Cycling and traffic congestion

Sir, – Colin Walsh is of course correct to point out that many people who would be willing and able to cycle do not do so because of the hopeless inadequacy of the available infrastructure in Dublin (Letters, February 16th).

The relative danger of cycling is certainly a considerable factor weighing on the decision of many not to do so.

Indeed its dissuasive effect is likely to be greater for particular categories of person who, while not so infirm as to be unable to cycle, might have legitimate doubts as to their ability to nimbly avoid an oncoming lorry.

This represents something of a collective action problem because although we might all be better off if there were far fewer cars on our streets, the fact that there are lots of people driving reduces the incentive to deviate and use a bicycle, because the large amounts of car traffic make that decision less safe.


There are considerable benefits to fewer cars and more bicycles for society at large, but the individual incentive to change one’s own behaviour is far weaker.

It is in precisely these circumstances of tension between public and private interests that government action can help. If Mr Walsh’s assessment of the situation can be faulted at all, it is in neglecting to mention that other crucially important factor leading people to decide to take the car into the city centre rather than cycle – the fact that they can.

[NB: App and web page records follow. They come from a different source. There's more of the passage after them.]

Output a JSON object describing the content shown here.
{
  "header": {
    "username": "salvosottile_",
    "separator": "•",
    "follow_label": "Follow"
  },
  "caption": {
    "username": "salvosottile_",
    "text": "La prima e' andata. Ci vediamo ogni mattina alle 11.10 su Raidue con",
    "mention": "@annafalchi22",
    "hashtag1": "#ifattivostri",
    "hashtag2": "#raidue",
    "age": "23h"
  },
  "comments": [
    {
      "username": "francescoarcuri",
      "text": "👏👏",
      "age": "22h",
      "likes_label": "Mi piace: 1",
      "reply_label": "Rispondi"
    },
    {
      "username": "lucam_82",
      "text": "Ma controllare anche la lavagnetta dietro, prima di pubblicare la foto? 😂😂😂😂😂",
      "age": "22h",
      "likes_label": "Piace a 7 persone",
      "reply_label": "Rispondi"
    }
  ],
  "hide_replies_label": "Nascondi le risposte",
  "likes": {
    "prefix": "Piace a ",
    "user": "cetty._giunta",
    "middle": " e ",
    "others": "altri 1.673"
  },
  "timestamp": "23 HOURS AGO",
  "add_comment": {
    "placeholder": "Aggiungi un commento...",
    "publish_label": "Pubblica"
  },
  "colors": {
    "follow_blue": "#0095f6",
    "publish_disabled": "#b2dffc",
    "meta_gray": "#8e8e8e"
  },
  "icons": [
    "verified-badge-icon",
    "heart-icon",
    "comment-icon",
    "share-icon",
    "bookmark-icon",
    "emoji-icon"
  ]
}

Limiting the availability of this option within sufficiently large areas of Dublin City to those for whom more ecological means of transport, such as public transport, walking or cycling, are not viable options might therefore offer a welcome solution to this problem.

The area between the canals might offer a suitable boundary for such a measure. – Yours, etc,




United Kingdom.